“The important thing is that every rancher out here has already done a fair amount of voluntary mitigation, gathered in cows when they didn’t have to and kept them onto private,” Logan Hill said. “All our ranchers have it on our minds to be good stewards of the land. We can’t keep our livelihoods intact without taking care of the environment.”
Walter acknowledged ranchers’ efforts and said that the purpose of the allotment-by-allotment meetings is not to mandate grazing cuts. His letter urged ranchers to meet with range management specialists early to make adjustments before the grazing season and to have detailed plans ready for possible growth and precipitation scenarios.
“We’re asking the ranchers to make those decisions, but they need to be prepared for the condition of the range and the precipitation we’ve received,” Walter said. “Even if we get good moisture in winter and spring, they need to plan on there being less residual growth than normal….We certainly don’t know what the weather’s going to be in like in May and June, but all conditions indicate (the drought) could persist.”
Scott Robertson of Twin Buttes Ranch, who has been planning for the coming year with a management specialist since last fall, said that their preparation considers the impact of both livestock and wildlife on drought-affected lands. That includes wild horses whose future is often tangled up in litigation between the BLM and wild horse advocacy groups.
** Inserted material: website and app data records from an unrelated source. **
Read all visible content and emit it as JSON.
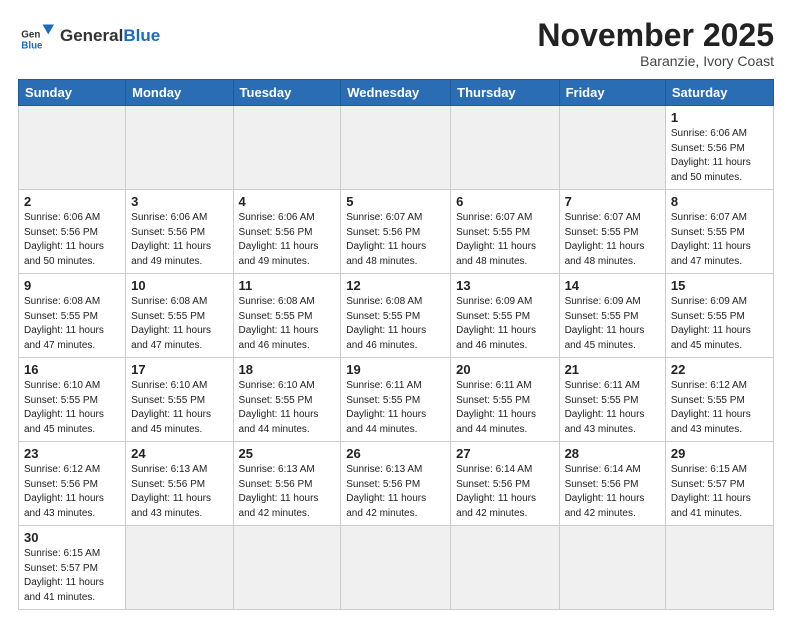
{
  "header": {
    "logo_general": "General",
    "logo_blue": "Blue",
    "month_title": "November 2025",
    "location": "Baranzie, Ivory Coast"
  },
  "days_of_week": [
    "Sunday",
    "Monday",
    "Tuesday",
    "Wednesday",
    "Thursday",
    "Friday",
    "Saturday"
  ],
  "weeks": [
    [
      {
        "num": "",
        "info": ""
      },
      {
        "num": "",
        "info": ""
      },
      {
        "num": "",
        "info": ""
      },
      {
        "num": "",
        "info": ""
      },
      {
        "num": "",
        "info": ""
      },
      {
        "num": "",
        "info": ""
      },
      {
        "num": "1",
        "info": "Sunrise: 6:06 AM\nSunset: 5:56 PM\nDaylight: 11 hours\nand 50 minutes."
      }
    ],
    [
      {
        "num": "2",
        "info": "Sunrise: 6:06 AM\nSunset: 5:56 PM\nDaylight: 11 hours\nand 50 minutes."
      },
      {
        "num": "3",
        "info": "Sunrise: 6:06 AM\nSunset: 5:56 PM\nDaylight: 11 hours\nand 49 minutes."
      },
      {
        "num": "4",
        "info": "Sunrise: 6:06 AM\nSunset: 5:56 PM\nDaylight: 11 hours\nand 49 minutes."
      },
      {
        "num": "5",
        "info": "Sunrise: 6:07 AM\nSunset: 5:56 PM\nDaylight: 11 hours\nand 48 minutes."
      },
      {
        "num": "6",
        "info": "Sunrise: 6:07 AM\nSunset: 5:55 PM\nDaylight: 11 hours\nand 48 minutes."
      },
      {
        "num": "7",
        "info": "Sunrise: 6:07 AM\nSunset: 5:55 PM\nDaylight: 11 hours\nand 48 minutes."
      },
      {
        "num": "8",
        "info": "Sunrise: 6:07 AM\nSunset: 5:55 PM\nDaylight: 11 hours\nand 47 minutes."
      }
    ],
    [
      {
        "num": "9",
        "info": "Sunrise: 6:08 AM\nSunset: 5:55 PM\nDaylight: 11 hours\nand 47 minutes."
      },
      {
        "num": "10",
        "info": "Sunrise: 6:08 AM\nSunset: 5:55 PM\nDaylight: 11 hours\nand 47 minutes."
      },
      {
        "num": "11",
        "info": "Sunrise: 6:08 AM\nSunset: 5:55 PM\nDaylight: 11 hours\nand 46 minutes."
      },
      {
        "num": "12",
        "info": "Sunrise: 6:08 AM\nSunset: 5:55 PM\nDaylight: 11 hours\nand 46 minutes."
      },
      {
        "num": "13",
        "info": "Sunrise: 6:09 AM\nSunset: 5:55 PM\nDaylight: 11 hours\nand 46 minutes."
      },
      {
        "num": "14",
        "info": "Sunrise: 6:09 AM\nSunset: 5:55 PM\nDaylight: 11 hours\nand 45 minutes."
      },
      {
        "num": "15",
        "info": "Sunrise: 6:09 AM\nSunset: 5:55 PM\nDaylight: 11 hours\nand 45 minutes."
      }
    ],
    [
      {
        "num": "16",
        "info": "Sunrise: 6:10 AM\nSunset: 5:55 PM\nDaylight: 11 hours\nand 45 minutes."
      },
      {
        "num": "17",
        "info": "Sunrise: 6:10 AM\nSunset: 5:55 PM\nDaylight: 11 hours\nand 45 minutes."
      },
      {
        "num": "18",
        "info": "Sunrise: 6:10 AM\nSunset: 5:55 PM\nDaylight: 11 hours\nand 44 minutes."
      },
      {
        "num": "19",
        "info": "Sunrise: 6:11 AM\nSunset: 5:55 PM\nDaylight: 11 hours\nand 44 minutes."
      },
      {
        "num": "20",
        "info": "Sunrise: 6:11 AM\nSunset: 5:55 PM\nDaylight: 11 hours\nand 44 minutes."
      },
      {
        "num": "21",
        "info": "Sunrise: 6:11 AM\nSunset: 5:55 PM\nDaylight: 11 hours\nand 43 minutes."
      },
      {
        "num": "22",
        "info": "Sunrise: 6:12 AM\nSunset: 5:55 PM\nDaylight: 11 hours\nand 43 minutes."
      }
    ],
    [
      {
        "num": "23",
        "info": "Sunrise: 6:12 AM\nSunset: 5:56 PM\nDaylight: 11 hours\nand 43 minutes."
      },
      {
        "num": "24",
        "info": "Sunrise: 6:13 AM\nSunset: 5:56 PM\nDaylight: 11 hours\nand 43 minutes."
      },
      {
        "num": "25",
        "info": "Sunrise: 6:13 AM\nSunset: 5:56 PM\nDaylight: 11 hours\nand 42 minutes."
      },
      {
        "num": "26",
        "info": "Sunrise: 6:13 AM\nSunset: 5:56 PM\nDaylight: 11 hours\nand 42 minutes."
      },
      {
        "num": "27",
        "info": "Sunrise: 6:14 AM\nSunset: 5:56 PM\nDaylight: 11 hours\nand 42 minutes."
      },
      {
        "num": "28",
        "info": "Sunrise: 6:14 AM\nSunset: 5:56 PM\nDaylight: 11 hours\nand 42 minutes."
      },
      {
        "num": "29",
        "info": "Sunrise: 6:15 AM\nSunset: 5:57 PM\nDaylight: 11 hours\nand 41 minutes."
      }
    ],
    [
      {
        "num": "30",
        "info": "Sunrise: 6:15 AM\nSunset: 5:57 PM\nDaylight: 11 hours\nand 41 minutes."
      },
      {
        "num": "",
        "info": ""
      },
      {
        "num": "",
        "info": ""
      },
      {
        "num": "",
        "info": ""
      },
      {
        "num": "",
        "info": ""
      },
      {
        "num": "",
        "info": ""
      },
      {
        "num": "",
        "info": ""
      }
    ]
  ]
}
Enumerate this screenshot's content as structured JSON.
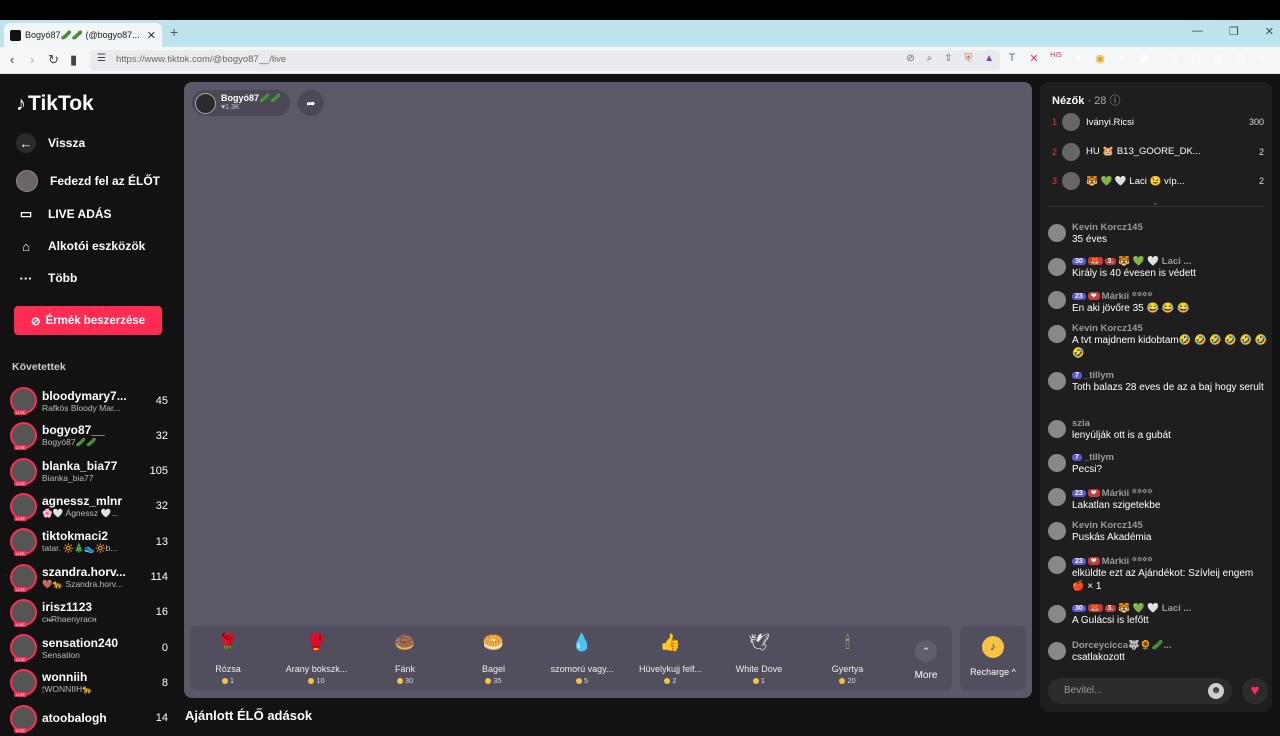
{
  "browser": {
    "tab_title": "Bogyó87🥒🥒 (@bogyo87...",
    "url": "https://www.tiktok.com/@bogyo87__/live",
    "new_tab": "+",
    "close_tab": "✕"
  },
  "sidebar": {
    "logo": "TikTok",
    "nav": [
      {
        "label": "Vissza",
        "icon": "back-arrow-icon"
      },
      {
        "label": "Fedezd fel az ÉLŐT",
        "icon": "avatar"
      },
      {
        "label": "LIVE ADÁS",
        "icon": "video-camera-icon"
      },
      {
        "label": "Alkotói eszközök",
        "icon": "home-icon"
      },
      {
        "label": "Több",
        "icon": "ellipsis-icon"
      }
    ],
    "coin_button": "Érmék beszerzése",
    "following_title": "Követettek",
    "following": [
      {
        "user": "bloodymary7...",
        "display": "Rafkós Bloody Mar...",
        "count": "45"
      },
      {
        "user": "bogyo87__",
        "display": "Bogyó87🥒🥒",
        "count": "32"
      },
      {
        "user": "blanka_bia77",
        "display": "Bianka_bia77",
        "count": "105"
      },
      {
        "user": "agnessz_mlnr",
        "display": "🌸🤍 Ágnessz 🤍...",
        "count": "32"
      },
      {
        "user": "tiktokmaci2",
        "display": "tatar. 🔆🎄👟🔆b...",
        "count": "13"
      },
      {
        "user": "szandra.horv...",
        "display": "🤎🐆 Szandra.horv...",
        "count": "114"
      },
      {
        "user": "irisz1123",
        "display": "сн̶Rhaenyraсн",
        "count": "16"
      },
      {
        "user": "sensation240",
        "display": "Sensation",
        "count": "0"
      },
      {
        "user": "wonniih",
        "display": "🕯WONNIIH🐆",
        "count": "8"
      },
      {
        "user": "atoobalogh",
        "display": "",
        "count": "14"
      }
    ],
    "live_tag": "LIVE"
  },
  "stage": {
    "host_name": "Bogyó87🥒🥒",
    "host_likes": "♥1.3K",
    "gifts": [
      {
        "name": "Rózsa",
        "price": "1",
        "icon": "🌹",
        "color": "#e84a6a"
      },
      {
        "name": "Arany bokszk...",
        "price": "10",
        "icon": "🥊",
        "color": "#f5d26b"
      },
      {
        "name": "Fánk",
        "price": "30",
        "icon": "🍩",
        "color": "#f29ab6"
      },
      {
        "name": "Bagel",
        "price": "35",
        "icon": "🥯",
        "color": "#d99a3c"
      },
      {
        "name": "szomorú vagy...",
        "price": "5",
        "icon": "💧",
        "color": "#6b6fd8"
      },
      {
        "name": "Hüvelykujj felf...",
        "price": "2",
        "icon": "👍",
        "color": "#f0a040"
      },
      {
        "name": "White Dove",
        "price": "1",
        "icon": "🕊",
        "color": "#e8e8e8"
      },
      {
        "name": "Gyertya",
        "price": "20",
        "icon": "🕯",
        "color": "#f3d9a0"
      }
    ],
    "more": "More",
    "recharge": "Recharge ^",
    "recommended": "Ajánlott ÉLŐ adások"
  },
  "viewers": {
    "title": "Nézők",
    "count": "· 28",
    "top": [
      {
        "rank": "1",
        "name": "Iványi.Ricsi",
        "score": "300"
      },
      {
        "rank": "2",
        "name": "HU 🐹 B13_GOORE_DK...",
        "score": "2"
      },
      {
        "rank": "3",
        "name": "🐯 💚 🤍 Laci 😉 víp...",
        "score": "2"
      }
    ]
  },
  "chat": [
    {
      "badges": [],
      "user": "Kevin Korcz145",
      "msg": "35 éves"
    },
    {
      "badges": [
        "30",
        "🦊",
        "3."
      ],
      "user": "🐯 💚 🤍 Laci ...",
      "msg": "Király is 40 évesen is védett"
    },
    {
      "badges": [
        "23",
        "❤"
      ],
      "user": "Márkii ꙳꙳꙳꙳",
      "msg": "En aki jövőre 35 😂 😂 😂"
    },
    {
      "badges": [],
      "user": "Kevin Korcz145",
      "msg": "A tvt majdnem kidobtam🤣 🤣 🤣 🤣 🤣 🤣 🤣"
    },
    {
      "badges": [
        "7"
      ],
      "user": "_tillym",
      "msg": "Toth balazs 28 eves de az a baj hogy serult"
    },
    {
      "badges": [],
      "user": "szia",
      "msg": "lenyúlják ott is a gubát"
    },
    {
      "badges": [
        "7"
      ],
      "user": "_tillym",
      "msg": "Pecsi?"
    },
    {
      "badges": [
        "23",
        "❤"
      ],
      "user": "Márkii ꙳꙳꙳꙳",
      "msg": "Lakatlan szigetekbe"
    },
    {
      "badges": [],
      "user": "Kevin Korcz145",
      "msg": "Puskás Akadémia"
    },
    {
      "badges": [
        "23",
        "❤"
      ],
      "user": "Márkii ꙳꙳꙳꙳",
      "msg": "elküldte ezt az Ajándékot: Szívleij engem 🍎 × 1"
    },
    {
      "badges": [
        "30",
        "🦊",
        "3."
      ],
      "user": "🐯 💚 🤍 Laci ...",
      "msg": "A Gulácsi is lefőtt"
    },
    {
      "badges": [],
      "user": "Dorceycicca🐺🌻🥒...",
      "msg": "csatlakozott"
    }
  ],
  "input": {
    "placeholder": "Bevitel..."
  },
  "colors": {
    "accent": "#fe2c55",
    "stage_bg": "#5b5868",
    "panel_bg": "#1e1e1e"
  }
}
“For this spring’s plan with the BLM, we’ve got to…see how we can defer some livestock use in areas that were hit pretty hard by horses because some water was left in some of our reservoirs last year,” Robertson said. “There were some places we trail our livestock through in the spring that were abused because of the drought. We knew those areas would need a lot of help. The wild horses stayed through the remainder of spring and summer, so some of those areas deteriorated quite a bit more after the livestock was gone.”
The Hills say that wild horses, which have been eating hay alongside the Cripple Cowboy’s cattle, are an added stress in a drought year.
“The horses are always on our land eating grass, but this is the first year they’ve gotten hay,” Logan Hill said. “We were going to do voluntary mitigation and were planning to feed cows through some of the winter. The horses happened to be on that pasture, and we can’t get rid of them.”
In response to ranchers saying they have repeatedly called the BLM about the horses, Walter said that the White River office needs written notification of horse trespass issues.
“The thing about wild horses is we’ve done gather plans,” Walter said. “In 2010, we gathered outside the herd management area, and in 2011, we gathered inside it. Last year, we performed an emergency gather. If landowners have actual trespass horses on private land, they need to document that in writing and provide it to us.”
Robertson said that he understands the complexity of the issue but that the land is ultimately the victim in the area’s horse overpopulation.
“Even though I’m kind of in an adverse position with wild horses because this herd area has been designated to be zeroed out, it doesn’t mean I don’t want to preserve our heritage,” Robertson said. “But more on a logistical basis, the BLM’s got way more horses on the range than what are allocated. The range resources are what take the hit.”
Despite recent differences between the two groups, both the BLM and local ranchers agree that working side by side, with the agency’s traditional “Three C’s” intact—cooperation, communication, and collaboration—is the best way to move forward.
“The only way to work through this is together,” Walter said. “The landowners, the livestock operations know that country better than anybody. That’s why we’re asking them for their help to come up with solutions for the best way to work through this, depending on what we ultimately experience with weather. We need their help to be successful.”